Intellectual property (IP) is exactly one of those grey areas that most new entrepreneurs ignore as they plan for development and expansion. So, to make sure you’re not caught off guard, here are some common pitfalls to keep an eye out for.
Failing to Identify your IP
If you’re new to business or just starting as an entrepreneur, you may think you don’t have to worry about protecting intellectual property, because there’s none available. But this is where you would be terribly wrong.
The moment you register a business name and think about a brand, you start creating intellectual property elements. Let’s say you want to run a crowdfunding campaign to get your dream started from the ground. As you create the online page of the campaign (which goes on the crowdfunding platform), you will have to disclose sensitive information such as product name, schematics, development plans, and so on.
All these are in fact, IP assets and you should make sure they are protected by law before making them public.
The same is valid if you work with collaborators (employees, partners, or contractors). It is important to establish documentation that puts you in the position of owning the intellectual property being created. This can be anything from online content creation, drawings of a building, logos, the schematics of a new product, and more.
Keep in mind that, if you don’t use a work for hire agreement, the contractor is the one owning the intellectual property and not your business.
This means that, if you contract a designer to create a logo for your business, your company won’t be the owner of said logo even if it’s clear that an exchange of money took place.
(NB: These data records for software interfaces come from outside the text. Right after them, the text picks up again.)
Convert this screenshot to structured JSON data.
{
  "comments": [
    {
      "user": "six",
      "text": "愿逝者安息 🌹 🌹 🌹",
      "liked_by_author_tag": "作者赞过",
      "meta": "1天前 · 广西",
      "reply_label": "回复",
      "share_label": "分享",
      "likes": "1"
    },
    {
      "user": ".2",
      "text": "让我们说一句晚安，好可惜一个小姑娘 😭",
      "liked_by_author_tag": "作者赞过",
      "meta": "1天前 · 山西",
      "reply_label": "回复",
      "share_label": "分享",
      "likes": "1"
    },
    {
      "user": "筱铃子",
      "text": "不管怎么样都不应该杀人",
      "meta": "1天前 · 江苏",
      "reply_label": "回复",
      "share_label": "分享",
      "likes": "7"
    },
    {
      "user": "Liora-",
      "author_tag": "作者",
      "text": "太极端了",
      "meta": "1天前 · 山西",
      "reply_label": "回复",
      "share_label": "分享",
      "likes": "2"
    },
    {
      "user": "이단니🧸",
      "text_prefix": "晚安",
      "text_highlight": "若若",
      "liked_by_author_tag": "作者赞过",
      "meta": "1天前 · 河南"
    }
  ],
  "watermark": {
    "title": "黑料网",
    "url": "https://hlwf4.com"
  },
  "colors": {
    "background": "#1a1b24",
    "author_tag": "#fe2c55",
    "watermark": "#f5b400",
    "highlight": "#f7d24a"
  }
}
You need a specific type of documentation that clearly stipulates who will hold the ownership.
Not Knowing About the Different Types of IP
What’s the first thing that comes to mind when you think about intellectual property? Many entrepreneurs seem to think that it’s all about filing for patents and copyright infringement.
Still, if you study the law, you will find out that trademarks, copyrights, and trade secrets are also considered forms of IP protection.
For instance, you should apply for a trademark registration when you want to protect a logo or a brand, for copyright protection when you want to protect music or written works, and for trade secrets when you want to keep safe the secrets that make your business unique (recipes, special processes, or formulas).
Not Doing Thorough Research
While it’s true that intellectual property laws and regulations can be confusing and difficult to browse, if you fail to do the research, you risk making costly mistakes.
For instance, one of the most common mistakes is choosing a business name or slogan that is confusingly similar to one that’s already in use, in the same jurisdiction. This can lead to copyright infringement later down the road.
Also, just because you use a business name and register an online domain to it, it does not confer trademark protection. On the other hand, if you register a name as a trademark, it doesn’t mean you have exclusive rights over it on all domains.
Intellectual property is not just a buzzword; it’s an extra layer of protection that will help keep the business going forward!